The fight over Windows 8 between the Chinese government and Microsoft has heated up this week.
A news show on Chinese state-run television ran a segment earlier this week claiming that Microsoft is able to collect sensitive data about Windows 8 users, and then can share that information with the NSA or another U.S. government agency. Ni Guangnan, a professor at the Chinese Academy of Engineering, made a number of claims about what Microsoft could do with its OS, according to a transcript of the segment posted by the Wall Street Journal.
“It’s very easy for providers of operating systems to obtain various types of sensitive user information,” he said. “They can find out your identity, your account information, your contact list, your mobile phone number. With all that data together, using big data analysis, a party can understand the conditions and activities of our national economy and society.”
To combat the claims, Microsoft took to its account on Weibo, the popular Twitter-like Chinese social network, and denied the allegations with five counterclaims, reproduced below. (Translation via Neowin)
- Microsoft has never assisted any government in an attack of another government or clients.
- Microsoft has never provided any government the authority to directly visit our products or services.
- Microsoft has never provided any so-called “Backdoor” into its products or services.
- Microsoft has never provided the data or info of our clients to the U.S. Govt. or National Security Agency.
- Microsoft has never concealed any requests from any government for information about its clients.
Microsoft has joined a long list of other tech companies that have fallen under Chinese scrutiny in recent weeks. State-run media alleged this week that a number of U.S.-based tech companies, including Google, Apple, Microsoft and Yahoo, could become “cybersecurity threats.” The government is also reportedly asking banks to replace their IBM machines with Chinese-made counterparts as a part of a test program, according to a report by Bloomberg.

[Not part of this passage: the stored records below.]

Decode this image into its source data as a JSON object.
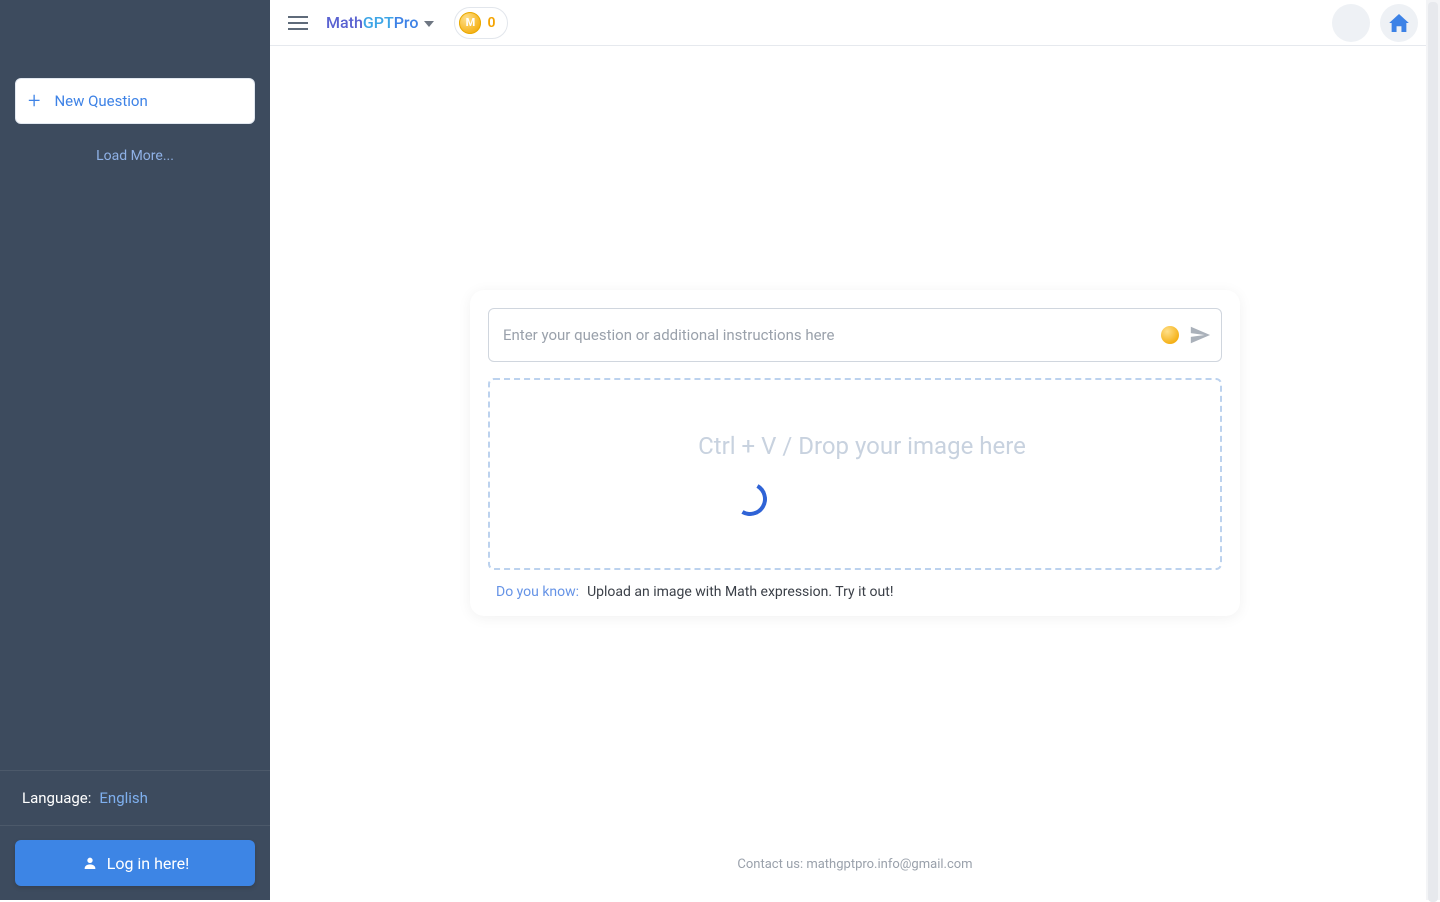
{
  "sidebar": {
    "new_question_label": "New Question",
    "load_more_label": "Load More...",
    "language_label": "Language:",
    "language_value": "English",
    "login_label": "Log in here!"
  },
  "topbar": {
    "brand_part1": "Math",
    "brand_part2": "GPT",
    "brand_part3": "Pro",
    "coin_letter": "M",
    "coin_count": "0"
  },
  "composer": {
    "placeholder": "Enter your question or additional instructions here",
    "dropzone_text": "Ctrl + V / Drop your image here",
    "tip_label": "Do you know:",
    "tip_text": "Upload an image with Math expression. Try it out!"
  },
  "footer": {
    "contact_text": "Contact us: mathgptpro.info@gmail.com"
  },
  "icons": {
    "plus": "+",
    "home": "home",
    "send": "send",
    "menu": "menu",
    "chevron_down": "chevron-down"
  }
}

China’s media campaign comes after the U.S. Justice Department indicted 4 members of the People’s Liberation Army who are allegedly responsible for hacking into computer systems at a number of U.S. companies and stealing corporate secrets. Following those indictments, the Chinese government threatened retaliation against the U.S.
While this fracas is taking place, the Chinese government is creating a Linux-based OS that’s designed to serve consumers in the Middle Kingdome, though the product isn’t available yet. Of course, any operating system would also have to replace certain key Microsoft products, like its Office productivity suite, which are widely used in China.
The ongoing fight could be a setback for Microsoft’s hopes of increasing revenues from the Middle Kingdom. The Redmond-based company has faced serious problems with Chinese software piracy in the past. Steve Ballmer said in 2011 that revenue from China was roughly 5 percent what the company made in the U.S., despite China’s larger population. Microsoft has been pushing for more Chinese consumers to start using licensed versions of its software, and it’s not clear how this particular media campaign will affect those efforts.
We’ve reached out to Microsoft for a comment on this piece, and will update it when we hear back.